- **About this task**
Each line of the data that mentions the string "Materials" needs to be identified and copied.

(Task input Opens)

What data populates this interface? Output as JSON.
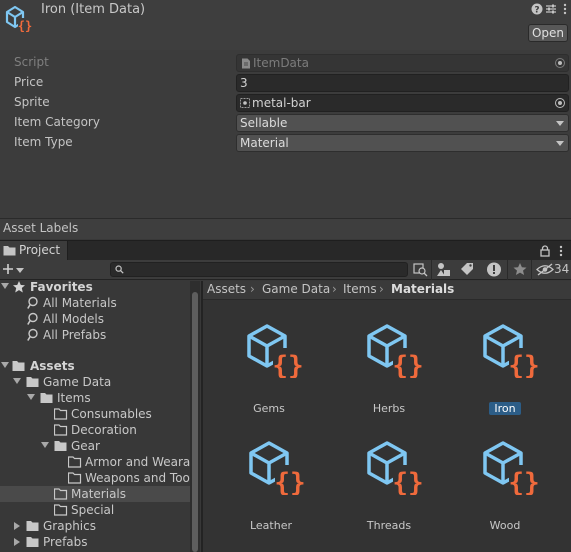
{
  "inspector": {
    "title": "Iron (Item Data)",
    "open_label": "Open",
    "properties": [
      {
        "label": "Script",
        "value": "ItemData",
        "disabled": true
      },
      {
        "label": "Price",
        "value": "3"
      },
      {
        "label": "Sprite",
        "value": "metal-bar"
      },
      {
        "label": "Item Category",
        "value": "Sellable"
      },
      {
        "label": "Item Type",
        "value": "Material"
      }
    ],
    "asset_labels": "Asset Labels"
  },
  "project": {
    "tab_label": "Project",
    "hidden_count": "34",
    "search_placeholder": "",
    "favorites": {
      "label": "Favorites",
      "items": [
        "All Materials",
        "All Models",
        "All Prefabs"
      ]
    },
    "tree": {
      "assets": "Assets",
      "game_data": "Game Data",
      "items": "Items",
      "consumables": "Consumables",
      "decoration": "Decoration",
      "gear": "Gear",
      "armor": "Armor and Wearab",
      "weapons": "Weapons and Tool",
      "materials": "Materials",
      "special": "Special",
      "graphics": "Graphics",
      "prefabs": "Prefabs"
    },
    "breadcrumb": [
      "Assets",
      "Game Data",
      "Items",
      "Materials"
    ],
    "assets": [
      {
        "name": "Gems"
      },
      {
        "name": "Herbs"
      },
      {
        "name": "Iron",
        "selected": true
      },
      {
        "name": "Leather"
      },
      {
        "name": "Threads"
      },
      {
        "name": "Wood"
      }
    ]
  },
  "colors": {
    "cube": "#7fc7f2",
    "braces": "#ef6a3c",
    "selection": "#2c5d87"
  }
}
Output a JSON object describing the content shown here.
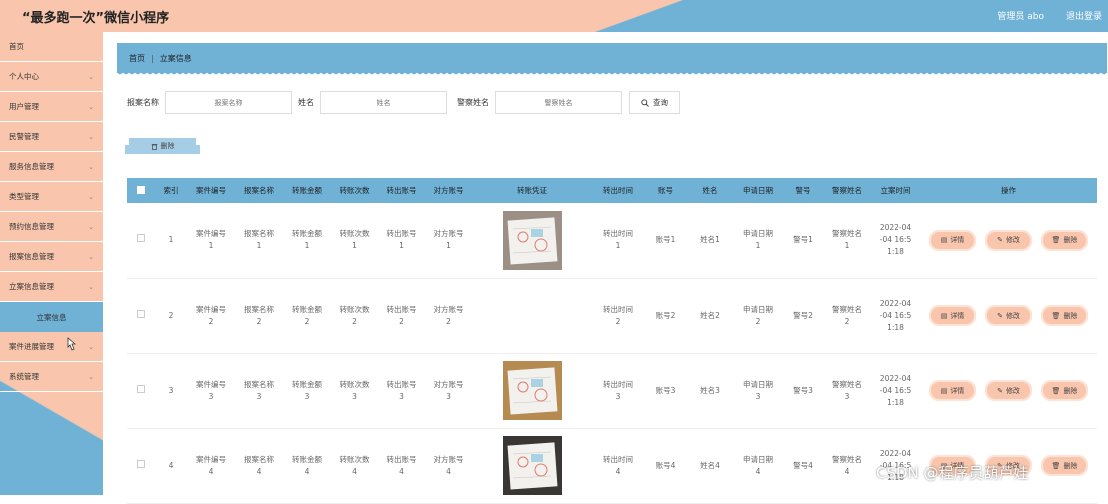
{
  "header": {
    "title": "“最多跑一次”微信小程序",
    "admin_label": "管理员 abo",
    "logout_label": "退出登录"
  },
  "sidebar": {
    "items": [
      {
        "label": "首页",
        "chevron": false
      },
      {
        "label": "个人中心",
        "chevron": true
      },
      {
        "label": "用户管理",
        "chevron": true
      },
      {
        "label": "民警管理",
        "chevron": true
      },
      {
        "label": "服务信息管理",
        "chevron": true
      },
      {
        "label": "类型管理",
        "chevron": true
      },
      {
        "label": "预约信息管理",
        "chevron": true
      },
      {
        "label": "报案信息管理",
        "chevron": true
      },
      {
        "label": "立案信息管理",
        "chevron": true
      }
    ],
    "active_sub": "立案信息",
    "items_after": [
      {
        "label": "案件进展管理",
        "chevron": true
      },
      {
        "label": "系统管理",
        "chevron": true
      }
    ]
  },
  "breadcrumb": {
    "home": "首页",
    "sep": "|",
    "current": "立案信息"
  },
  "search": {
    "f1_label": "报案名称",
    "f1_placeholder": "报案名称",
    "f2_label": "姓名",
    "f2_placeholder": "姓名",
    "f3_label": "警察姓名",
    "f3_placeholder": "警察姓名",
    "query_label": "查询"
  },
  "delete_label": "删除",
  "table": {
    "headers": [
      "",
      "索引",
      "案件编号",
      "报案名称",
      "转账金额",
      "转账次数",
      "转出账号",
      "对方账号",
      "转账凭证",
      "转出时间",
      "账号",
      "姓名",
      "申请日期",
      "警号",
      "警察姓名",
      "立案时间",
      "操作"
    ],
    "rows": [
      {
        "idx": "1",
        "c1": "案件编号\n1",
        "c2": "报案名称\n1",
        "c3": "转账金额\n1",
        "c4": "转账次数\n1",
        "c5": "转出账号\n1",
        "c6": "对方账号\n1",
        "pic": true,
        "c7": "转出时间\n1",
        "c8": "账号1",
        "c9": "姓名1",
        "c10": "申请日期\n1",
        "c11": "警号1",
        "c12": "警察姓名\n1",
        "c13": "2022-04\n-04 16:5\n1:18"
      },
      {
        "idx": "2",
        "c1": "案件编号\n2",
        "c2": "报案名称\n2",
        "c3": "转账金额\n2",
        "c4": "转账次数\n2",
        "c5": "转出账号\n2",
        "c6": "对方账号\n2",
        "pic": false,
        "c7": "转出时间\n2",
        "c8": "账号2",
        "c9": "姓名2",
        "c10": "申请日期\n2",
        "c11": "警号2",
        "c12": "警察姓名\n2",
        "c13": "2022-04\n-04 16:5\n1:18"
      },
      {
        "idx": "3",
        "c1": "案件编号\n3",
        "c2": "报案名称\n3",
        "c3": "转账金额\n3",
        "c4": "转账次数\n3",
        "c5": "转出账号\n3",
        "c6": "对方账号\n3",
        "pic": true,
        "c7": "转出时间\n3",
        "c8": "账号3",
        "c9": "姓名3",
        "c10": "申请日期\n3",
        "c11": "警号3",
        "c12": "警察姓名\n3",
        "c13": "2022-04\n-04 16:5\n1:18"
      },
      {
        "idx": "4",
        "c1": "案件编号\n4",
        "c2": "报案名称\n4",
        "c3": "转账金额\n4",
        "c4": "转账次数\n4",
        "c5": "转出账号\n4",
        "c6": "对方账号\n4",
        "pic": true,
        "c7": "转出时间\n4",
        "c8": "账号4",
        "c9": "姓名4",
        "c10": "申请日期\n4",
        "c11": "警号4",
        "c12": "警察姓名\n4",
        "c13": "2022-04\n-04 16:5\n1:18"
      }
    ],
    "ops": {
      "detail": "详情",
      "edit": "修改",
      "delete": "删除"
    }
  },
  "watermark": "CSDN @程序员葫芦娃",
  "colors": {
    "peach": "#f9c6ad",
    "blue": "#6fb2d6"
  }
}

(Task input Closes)
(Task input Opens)

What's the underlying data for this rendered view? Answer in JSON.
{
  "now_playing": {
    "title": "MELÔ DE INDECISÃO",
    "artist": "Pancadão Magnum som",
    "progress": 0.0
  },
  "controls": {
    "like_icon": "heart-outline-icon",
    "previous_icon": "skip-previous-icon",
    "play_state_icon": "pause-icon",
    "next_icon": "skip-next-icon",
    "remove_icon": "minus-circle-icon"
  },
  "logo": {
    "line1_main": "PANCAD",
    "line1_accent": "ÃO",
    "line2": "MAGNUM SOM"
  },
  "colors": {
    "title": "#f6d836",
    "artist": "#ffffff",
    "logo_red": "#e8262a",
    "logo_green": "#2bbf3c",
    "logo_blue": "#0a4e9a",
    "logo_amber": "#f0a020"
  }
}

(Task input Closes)

- **Exercise solution**
        "All Materials",
      "materials": "Materials",
      "Materials"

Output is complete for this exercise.